Saturday, August 10, 2013

BREACH Attack: Plucking secrets from HTTPS protected pages

Last week, a new type of attack, BREACH, abbreviation for Browser Reconnaissance and Exfiltration via Adaptive Compression of Hypertext, was announced. This attack enables the attacker to pluck email addresses, social security numbers, certain types of security tokens out of we pages sent over HTTPS links - which use either transport layer security (TLS) and secure sockets layer (SSL) protocols.
Many more details can be found in: Gone in 30 seconds: New attack plucks secrets from HTTPS-protected pages.

How do you stop these attacks? Some proposals can be found in: How do you stop HTTPS-defeating BREACH attacks? Let us count the ways.

How does BREACH work?

- BREACH exploits the standard deflate algorithm websites use when sending compressed pages. Attackers who are able to passively monitor the Web traffic and send modified requests on behalf of the victim can glean clues about the plain text included in the encrypted data streams. By making educated guesses, including them in requests sent to the Web server, and comparing the size of the compressed responses, they can extract encrypted secrets in as little as 30 seconds using a few thousand requests.

Here is white paper on the attack, in PDF form: BREACH: REVIVING THE CRIME ATTACK.

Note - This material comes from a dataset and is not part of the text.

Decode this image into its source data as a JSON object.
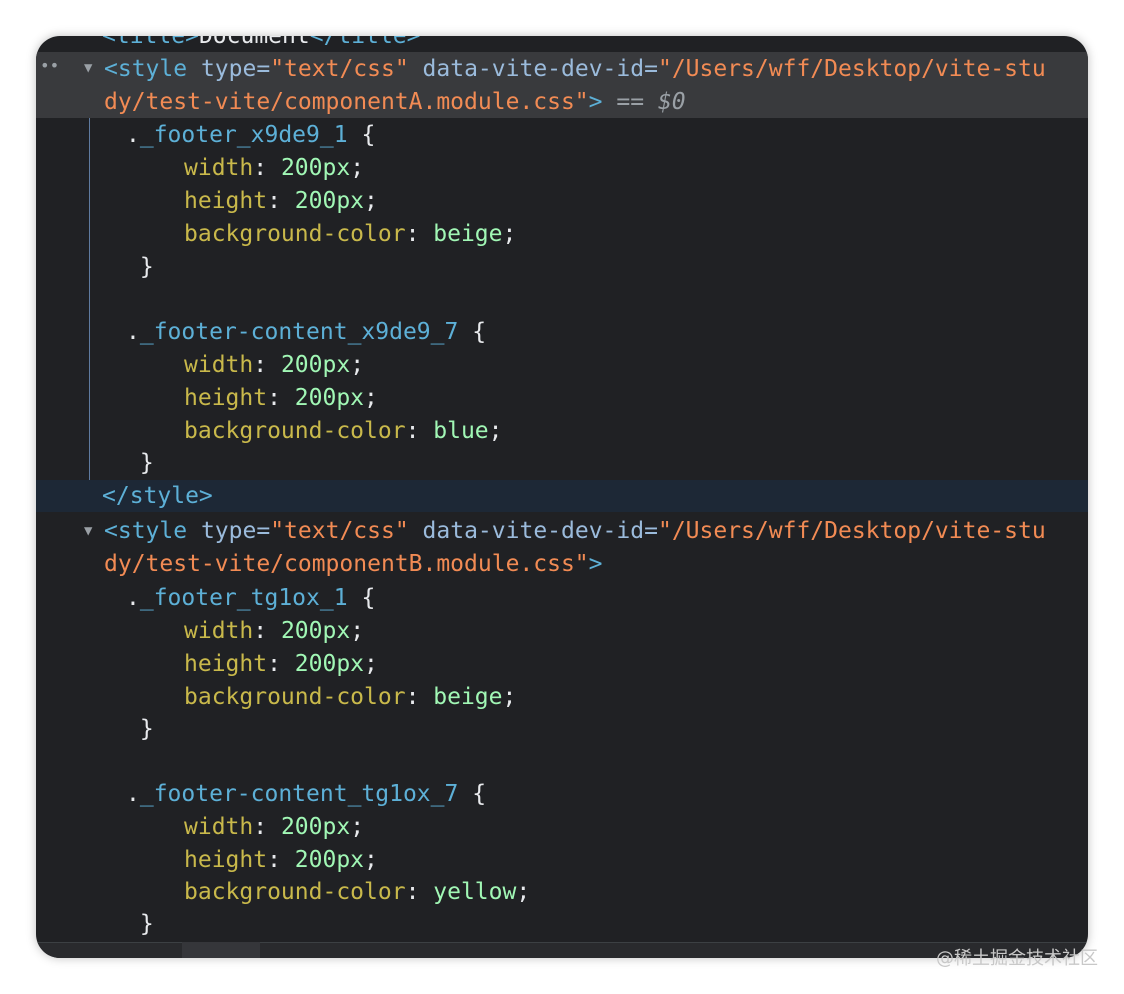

Posts a comment

© 2013CKN Tech | 2013 Templates
Designed by Chandrakant Nial
Back to top